After hitting the ground and raiding a few chests, everyone is suitably geared up, and we run around the map comedically as neither daughter knows which direction to go, and no one can see the huge marker I ping 17 times in quick succession in the hopes of gathering my erratic party. Once reunited, we somehow make it within the storm circle twice with no encounters. When the playable area shrinks further though, we find ourselves face to face with an opposition party. I encourage my eldest not to run away while screaming, and after fighting all of her natural urges she fires some bullets into the closest enemy. “I GOT HIM!” she screams, making her sister and I jump. I assist vaguely, wanting them both to take the credit for their achievements, but this time my youngest doesn’t succeed in getting anywhere near her targets, much to her disappointment. “It wasn’t shooting!” she complains. “That’s because you have to be facing them,” I explain. “But that’s okay, we’ll try again when we find some more people”.
We proceed onwards, upgrading our gear by looting more chests, when we spot another team on a distant hill. “Let’s make a plan,” suggests my eldest, much to my surprise as she’s the most disorganized child I’ve ever met. “I’ll run with Mum to the other side, and you distract them near the water,” she theorizes. Is my daughter about to use her sister as bait? Indeed, as my youngest spawn trudges to the waterline solo, her sister and I attack from another angle, taking them out effortlessly. Satisfied cackling ensues, and when everyone has composed themselves I hear the five-year-old mutter, “I wanted to shoot them!”

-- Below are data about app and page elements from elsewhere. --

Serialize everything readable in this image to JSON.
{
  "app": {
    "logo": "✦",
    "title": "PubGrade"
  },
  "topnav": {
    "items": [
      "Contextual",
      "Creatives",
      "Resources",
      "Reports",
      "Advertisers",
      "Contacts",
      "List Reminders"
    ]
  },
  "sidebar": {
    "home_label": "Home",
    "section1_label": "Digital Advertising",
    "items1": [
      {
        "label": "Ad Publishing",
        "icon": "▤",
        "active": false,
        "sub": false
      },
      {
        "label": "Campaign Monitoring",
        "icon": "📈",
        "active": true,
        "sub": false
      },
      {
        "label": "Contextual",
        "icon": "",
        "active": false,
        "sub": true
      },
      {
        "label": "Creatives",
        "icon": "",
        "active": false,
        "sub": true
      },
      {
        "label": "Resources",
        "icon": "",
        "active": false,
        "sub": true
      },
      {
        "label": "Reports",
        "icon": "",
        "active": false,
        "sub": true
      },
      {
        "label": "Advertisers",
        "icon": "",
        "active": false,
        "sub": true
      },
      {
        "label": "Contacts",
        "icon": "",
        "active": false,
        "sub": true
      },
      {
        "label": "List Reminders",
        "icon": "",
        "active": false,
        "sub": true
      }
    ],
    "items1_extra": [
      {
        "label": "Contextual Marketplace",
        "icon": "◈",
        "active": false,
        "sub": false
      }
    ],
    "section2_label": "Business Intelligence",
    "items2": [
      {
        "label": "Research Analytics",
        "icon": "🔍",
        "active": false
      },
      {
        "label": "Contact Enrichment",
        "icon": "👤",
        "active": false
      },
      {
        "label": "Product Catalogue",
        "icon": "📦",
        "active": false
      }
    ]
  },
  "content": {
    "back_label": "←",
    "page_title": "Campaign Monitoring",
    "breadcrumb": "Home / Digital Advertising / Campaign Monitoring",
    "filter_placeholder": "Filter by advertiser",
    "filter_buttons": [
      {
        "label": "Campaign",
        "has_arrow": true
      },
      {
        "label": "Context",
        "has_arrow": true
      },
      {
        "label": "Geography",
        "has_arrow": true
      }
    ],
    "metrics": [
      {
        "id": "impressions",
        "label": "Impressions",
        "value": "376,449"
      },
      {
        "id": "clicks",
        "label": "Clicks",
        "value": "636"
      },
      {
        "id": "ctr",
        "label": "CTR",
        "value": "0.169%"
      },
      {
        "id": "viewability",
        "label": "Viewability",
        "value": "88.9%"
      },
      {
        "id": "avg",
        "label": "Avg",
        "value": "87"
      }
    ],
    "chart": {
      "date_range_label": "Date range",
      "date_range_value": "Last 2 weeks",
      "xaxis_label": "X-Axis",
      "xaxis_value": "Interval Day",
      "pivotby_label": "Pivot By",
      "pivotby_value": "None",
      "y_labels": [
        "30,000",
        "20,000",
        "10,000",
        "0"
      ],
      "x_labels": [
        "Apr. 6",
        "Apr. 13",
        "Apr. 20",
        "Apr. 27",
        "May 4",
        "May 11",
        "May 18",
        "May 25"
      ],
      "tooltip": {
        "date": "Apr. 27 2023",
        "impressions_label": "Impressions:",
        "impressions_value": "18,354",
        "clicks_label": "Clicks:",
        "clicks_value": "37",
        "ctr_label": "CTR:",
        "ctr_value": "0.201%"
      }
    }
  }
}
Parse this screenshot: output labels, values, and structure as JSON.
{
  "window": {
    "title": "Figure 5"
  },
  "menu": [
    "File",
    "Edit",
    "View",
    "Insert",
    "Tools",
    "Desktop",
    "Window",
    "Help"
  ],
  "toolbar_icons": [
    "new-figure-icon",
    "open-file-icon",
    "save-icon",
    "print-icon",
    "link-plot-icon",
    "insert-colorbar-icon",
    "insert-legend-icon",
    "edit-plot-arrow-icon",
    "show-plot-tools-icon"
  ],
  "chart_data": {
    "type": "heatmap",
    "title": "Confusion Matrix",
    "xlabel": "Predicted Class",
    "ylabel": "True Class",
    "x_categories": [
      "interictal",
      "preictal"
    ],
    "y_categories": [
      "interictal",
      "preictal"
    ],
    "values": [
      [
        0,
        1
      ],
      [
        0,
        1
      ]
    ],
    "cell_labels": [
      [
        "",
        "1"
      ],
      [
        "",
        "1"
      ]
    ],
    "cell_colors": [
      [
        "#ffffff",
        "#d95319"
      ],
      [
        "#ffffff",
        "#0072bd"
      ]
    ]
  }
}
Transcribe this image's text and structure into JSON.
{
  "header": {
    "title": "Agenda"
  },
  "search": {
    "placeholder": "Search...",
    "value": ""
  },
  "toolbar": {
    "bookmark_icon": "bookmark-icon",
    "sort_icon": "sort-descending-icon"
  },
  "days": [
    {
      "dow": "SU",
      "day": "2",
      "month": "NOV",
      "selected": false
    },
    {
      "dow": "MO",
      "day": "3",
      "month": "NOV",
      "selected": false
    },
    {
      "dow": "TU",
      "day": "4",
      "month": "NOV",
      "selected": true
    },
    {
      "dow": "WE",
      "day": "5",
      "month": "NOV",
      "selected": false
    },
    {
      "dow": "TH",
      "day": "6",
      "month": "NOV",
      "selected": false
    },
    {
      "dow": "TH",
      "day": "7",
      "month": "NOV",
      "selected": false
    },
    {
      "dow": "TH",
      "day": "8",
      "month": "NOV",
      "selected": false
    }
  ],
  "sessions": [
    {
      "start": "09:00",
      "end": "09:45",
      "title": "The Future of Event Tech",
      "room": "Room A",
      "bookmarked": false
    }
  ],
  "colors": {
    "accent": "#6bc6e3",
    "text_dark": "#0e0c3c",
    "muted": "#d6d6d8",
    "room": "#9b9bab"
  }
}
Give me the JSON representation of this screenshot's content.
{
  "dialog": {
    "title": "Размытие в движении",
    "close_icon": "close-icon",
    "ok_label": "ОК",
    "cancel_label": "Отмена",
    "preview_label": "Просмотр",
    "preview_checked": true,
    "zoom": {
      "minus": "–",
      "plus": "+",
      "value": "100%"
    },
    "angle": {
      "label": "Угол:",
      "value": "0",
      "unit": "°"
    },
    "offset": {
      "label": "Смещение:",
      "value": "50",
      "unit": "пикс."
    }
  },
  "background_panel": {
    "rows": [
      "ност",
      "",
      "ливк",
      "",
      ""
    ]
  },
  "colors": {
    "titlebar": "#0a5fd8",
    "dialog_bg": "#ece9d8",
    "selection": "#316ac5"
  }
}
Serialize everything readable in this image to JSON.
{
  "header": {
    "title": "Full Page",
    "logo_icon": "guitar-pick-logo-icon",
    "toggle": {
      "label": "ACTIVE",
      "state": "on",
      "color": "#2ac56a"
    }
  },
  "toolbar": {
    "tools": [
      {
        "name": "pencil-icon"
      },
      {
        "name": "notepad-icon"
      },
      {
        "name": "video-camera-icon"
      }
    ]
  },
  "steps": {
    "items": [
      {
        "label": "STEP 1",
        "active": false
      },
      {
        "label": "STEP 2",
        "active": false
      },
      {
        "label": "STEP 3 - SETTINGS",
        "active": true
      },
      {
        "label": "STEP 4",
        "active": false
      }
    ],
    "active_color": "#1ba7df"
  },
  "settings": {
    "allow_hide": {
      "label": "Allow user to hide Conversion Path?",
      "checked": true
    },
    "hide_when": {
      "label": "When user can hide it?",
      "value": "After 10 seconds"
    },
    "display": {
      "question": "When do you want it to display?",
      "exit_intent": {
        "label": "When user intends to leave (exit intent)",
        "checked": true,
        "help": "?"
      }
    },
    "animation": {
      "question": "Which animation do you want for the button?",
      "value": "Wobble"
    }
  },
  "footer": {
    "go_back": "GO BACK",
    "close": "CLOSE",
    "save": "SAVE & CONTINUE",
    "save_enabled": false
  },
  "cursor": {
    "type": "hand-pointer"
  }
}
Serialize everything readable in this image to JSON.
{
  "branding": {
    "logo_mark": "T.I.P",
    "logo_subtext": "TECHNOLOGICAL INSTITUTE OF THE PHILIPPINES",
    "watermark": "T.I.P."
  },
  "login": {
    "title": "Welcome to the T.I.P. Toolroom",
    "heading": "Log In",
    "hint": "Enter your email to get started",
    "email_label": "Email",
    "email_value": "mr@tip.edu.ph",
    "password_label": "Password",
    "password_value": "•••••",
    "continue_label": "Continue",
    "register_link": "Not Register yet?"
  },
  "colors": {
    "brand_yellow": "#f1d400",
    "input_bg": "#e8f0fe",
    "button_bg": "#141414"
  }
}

Her wish comes true as we find ourselves as one of the last two teams standing in the battle royale game. Our opposition is descending on us rapidly, and in her panicked state she spins around and shotguns the final enemy at point-blank range. “Yes!” screams her sister, ever the composed celebrator, “You did it!” The encouragement from one to another is endearing and admirable, and it’s these moments that make playing with them even more enjoyable.
Happy with our crowns, I note that this game has been satisfying not just because of the victory. Fortnite’s skill-based matchmaking automatically takes the least experienced member of your party and uses their skill level to find suitable opponents that won’t lead to them feeling stomped on from the off. In fact, if it’s their first game, as it was for my youngest, the lobby is likely to be filled with 80-90% bots, if not more. This slowly tapers off as they learn the game and get more experience under their belt.
Had we jumped in and been matchmade to my level, neither daughter would have stood a chance (sorry, kids). The fact I’ve played multiple seasons of Fortnite with a healthy gathering of Victory Royales to my name means my eager yet inexperienced companions would have had a terrible time – and that’s not fun for anyone involved. Least of all me, who’s in charge of consoling them afterwards.